Task: Without copying any picture, return all lines below exactly.

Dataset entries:
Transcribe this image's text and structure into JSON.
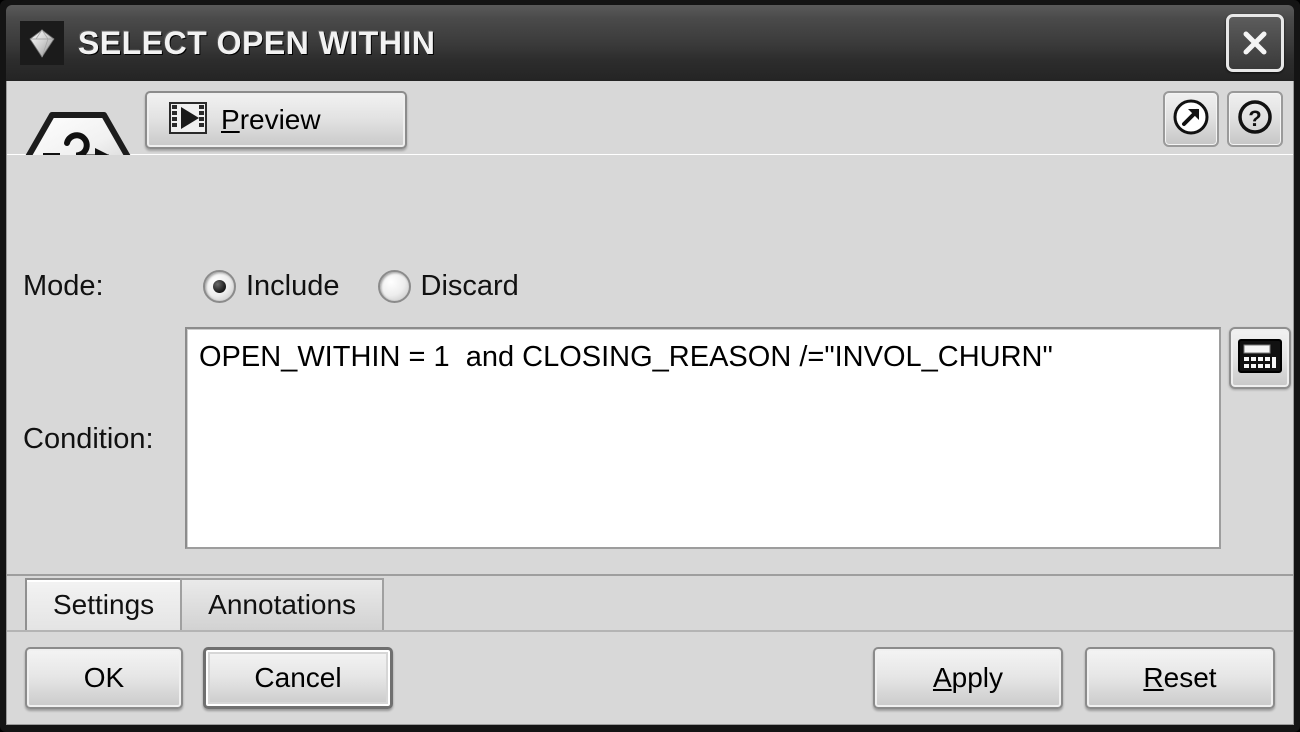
{
  "window": {
    "title": "SELECT OPEN WITHIN",
    "title_icon": "gem-icon",
    "close_label": "✕"
  },
  "node": {
    "icon": "select-node-hexagon-icon"
  },
  "toolbar": {
    "preview_label_mnemonic": "P",
    "preview_label_rest": "review",
    "preview_icon": "film-play-icon",
    "expand_icon": "arrow-up-right-circle-icon",
    "help_icon": "question-circle-icon"
  },
  "settings": {
    "mode_label": "Mode:",
    "mode_options": [
      {
        "label": "Include",
        "selected": true
      },
      {
        "label": "Discard",
        "selected": false
      }
    ],
    "condition_label": "Condition:",
    "condition_value": "OPEN_WITHIN = 1  and CLOSING_REASON /=\"INVOL_CHURN\"",
    "expression_builder_icon": "calculator-icon"
  },
  "tabs": [
    {
      "label": "Settings",
      "active": true
    },
    {
      "label": "Annotations",
      "active": false
    }
  ],
  "footer": {
    "ok_label": "OK",
    "cancel_label": "Cancel",
    "apply_label_mnemonic": "A",
    "apply_label_rest": "pply",
    "reset_label_mnemonic": "R",
    "reset_label_rest": "eset"
  },
  "colors": {
    "titlebar_dark": "#2d2d2d",
    "dialog_face": "#d8d8d8",
    "field_bg": "#ffffff",
    "frame_black": "#141414"
  }
}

Response box:
Transcribe this image's text and structure into JSON.
{
  "window": {
    "title": "SELECT OPEN WITHIN",
    "title_icon": "gem-icon",
    "close_label": "✕"
  },
  "node": {
    "icon": "select-node-hexagon-icon"
  },
  "toolbar": {
    "preview_label_mnemonic": "P",
    "preview_label_rest": "review",
    "preview_icon": "film-play-icon",
    "expand_icon": "arrow-up-right-circle-icon",
    "help_icon": "question-circle-icon"
  },
  "settings": {
    "mode_label": "Mode:",
    "mode_options": [
      {
        "label": "Include",
        "selected": true
      },
      {
        "label": "Discard",
        "selected": false
      }
    ],
    "condition_label": "Condition:",
    "condition_value": "OPEN_WITHIN = 1  and CLOSING_REASON /=\"INVOL_CHURN\"",
    "expression_builder_icon": "calculator-icon"
  },
  "tabs": [
    {
      "label": "Settings",
      "active": true
    },
    {
      "label": "Annotations",
      "active": false
    }
  ],
  "footer": {
    "ok_label": "OK",
    "cancel_label": "Cancel",
    "apply_label_mnemonic": "A",
    "apply_label_rest": "pply",
    "reset_label_mnemonic": "R",
    "reset_label_rest": "eset"
  },
  "colors": {
    "titlebar_dark": "#2d2d2d",
    "dialog_face": "#d8d8d8",
    "field_bg": "#ffffff",
    "frame_black": "#141414"
  }
}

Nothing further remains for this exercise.